Singing can also help make the calming shift from right-brain to left-brain thinking. Keeping the right-hand side of a crying child next to you can help the child shift to a more left-brain perception.

In our children's first six years of life, a time of rapid brain growth, let's work to keep our children's environments full of music, language and creative activities that will stimulate and nourish both sides of the brain and the connection between the hemispheres.

From "Kids Talk" - a column dealing with childhood development issues written by Maren Stark Schmidt.

Saturday, January 23, 2010

This is an excerpt from "Imagine a School: Montessori for Elementary Age Children." by the American Montessori Society

Childpeace Montessori Elementary Curriculum and Philosophy

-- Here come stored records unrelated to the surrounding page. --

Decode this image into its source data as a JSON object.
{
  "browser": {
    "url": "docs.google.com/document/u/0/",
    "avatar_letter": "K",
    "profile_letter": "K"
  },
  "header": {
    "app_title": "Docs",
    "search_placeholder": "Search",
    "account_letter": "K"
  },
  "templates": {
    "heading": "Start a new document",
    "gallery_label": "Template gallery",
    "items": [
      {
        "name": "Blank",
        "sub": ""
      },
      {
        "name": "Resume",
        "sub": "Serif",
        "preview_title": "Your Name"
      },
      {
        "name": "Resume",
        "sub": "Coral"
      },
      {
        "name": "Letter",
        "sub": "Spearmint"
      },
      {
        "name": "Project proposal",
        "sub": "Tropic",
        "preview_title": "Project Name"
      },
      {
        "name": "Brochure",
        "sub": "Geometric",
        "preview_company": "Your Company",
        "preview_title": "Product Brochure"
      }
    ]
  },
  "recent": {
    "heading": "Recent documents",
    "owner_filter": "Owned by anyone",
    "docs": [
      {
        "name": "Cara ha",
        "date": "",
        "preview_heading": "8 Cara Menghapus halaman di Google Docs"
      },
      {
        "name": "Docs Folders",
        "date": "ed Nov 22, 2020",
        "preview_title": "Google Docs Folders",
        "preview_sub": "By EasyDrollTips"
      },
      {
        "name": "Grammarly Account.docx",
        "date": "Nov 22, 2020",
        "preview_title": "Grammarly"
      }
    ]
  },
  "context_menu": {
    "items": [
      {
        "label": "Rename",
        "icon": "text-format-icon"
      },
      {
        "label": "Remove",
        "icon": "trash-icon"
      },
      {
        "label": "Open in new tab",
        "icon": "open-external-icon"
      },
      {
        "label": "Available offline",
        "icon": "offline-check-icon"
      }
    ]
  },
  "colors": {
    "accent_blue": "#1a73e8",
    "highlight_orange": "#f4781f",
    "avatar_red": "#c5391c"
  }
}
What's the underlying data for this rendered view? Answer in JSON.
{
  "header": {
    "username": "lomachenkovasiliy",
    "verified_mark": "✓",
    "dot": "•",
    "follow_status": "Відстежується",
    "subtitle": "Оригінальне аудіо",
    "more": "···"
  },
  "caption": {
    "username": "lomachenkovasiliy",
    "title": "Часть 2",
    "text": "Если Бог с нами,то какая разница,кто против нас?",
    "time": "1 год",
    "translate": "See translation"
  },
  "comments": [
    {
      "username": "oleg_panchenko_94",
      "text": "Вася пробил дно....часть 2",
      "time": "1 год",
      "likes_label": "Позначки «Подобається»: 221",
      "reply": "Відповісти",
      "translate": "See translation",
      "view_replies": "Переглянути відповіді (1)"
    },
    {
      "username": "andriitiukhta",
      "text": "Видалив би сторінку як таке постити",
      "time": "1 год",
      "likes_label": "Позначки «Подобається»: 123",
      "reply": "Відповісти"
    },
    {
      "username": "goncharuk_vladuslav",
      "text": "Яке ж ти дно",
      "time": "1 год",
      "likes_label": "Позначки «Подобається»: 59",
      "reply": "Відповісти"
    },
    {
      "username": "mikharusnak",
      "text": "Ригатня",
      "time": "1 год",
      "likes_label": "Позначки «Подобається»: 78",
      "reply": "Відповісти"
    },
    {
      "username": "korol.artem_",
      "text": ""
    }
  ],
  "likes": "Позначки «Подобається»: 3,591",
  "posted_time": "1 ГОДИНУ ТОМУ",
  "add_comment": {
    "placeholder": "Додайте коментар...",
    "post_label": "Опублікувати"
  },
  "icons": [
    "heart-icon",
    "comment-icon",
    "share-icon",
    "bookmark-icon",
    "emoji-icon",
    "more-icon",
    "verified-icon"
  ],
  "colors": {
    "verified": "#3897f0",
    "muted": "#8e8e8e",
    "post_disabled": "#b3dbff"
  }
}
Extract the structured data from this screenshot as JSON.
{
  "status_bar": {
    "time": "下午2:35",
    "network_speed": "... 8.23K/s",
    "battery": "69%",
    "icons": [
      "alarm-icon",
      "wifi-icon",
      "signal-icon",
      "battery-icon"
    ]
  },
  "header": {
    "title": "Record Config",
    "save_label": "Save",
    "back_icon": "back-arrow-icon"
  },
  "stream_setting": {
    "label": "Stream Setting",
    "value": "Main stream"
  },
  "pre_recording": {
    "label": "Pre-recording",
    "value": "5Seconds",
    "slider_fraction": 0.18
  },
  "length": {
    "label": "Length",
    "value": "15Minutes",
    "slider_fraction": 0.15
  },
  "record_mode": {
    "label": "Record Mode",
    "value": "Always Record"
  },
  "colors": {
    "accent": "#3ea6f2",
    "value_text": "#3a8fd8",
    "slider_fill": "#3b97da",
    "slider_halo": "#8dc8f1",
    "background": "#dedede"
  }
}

This is a wonderful General Outline of Montessori Elementary Curriculum from Childpeace Montessori in Portland, Oregon. It addresses some of the following areas of the classroom -

  • A Sense of Purpose
  • In Harmony with the Child's Needs and Tendencies
  • Inner-directed Learning
  • Cosmic Education
  • Going Out
  • Core Subjects
  • Mathematics and Geometry
  • Language
  • History
  • Geography
  • Biology
  • Spanish
  • Art
  • Music
  • Drama
  • Physical Education
  • Cooking/Food Preparation
  • Gardening
  • Extra Activities

Sunday, January 17, 2010

Excerpt from: Angeline Lillard. Montessori: The Science behind the Genius

Eight Principles of Montessori Education

The eight principles of Montessori Education discussed here are

(1) that movement and cognition are closely entwined, and movement can
enhance thinking and learning;

(2) that learning and well-being are improved when people have a sense
of control over their lives;

(3) that people learn better when they are interested in what they are

(4) that tying extrinsic rewards to an activity, like money for reading or
high grades for tests, negatively impacts motivation to engage in that
activity when the reward is withdrawn;

(5) that collaborative arrangements can be very conducive to learning;

(6) that learning situated in meaningful contexts is often deeper and richer
than learning in abstract contexts;

(7) that particular forms of adult interaction are associated with more optimal
child outcomes; and

(8) that order in the environment is beneficial to children.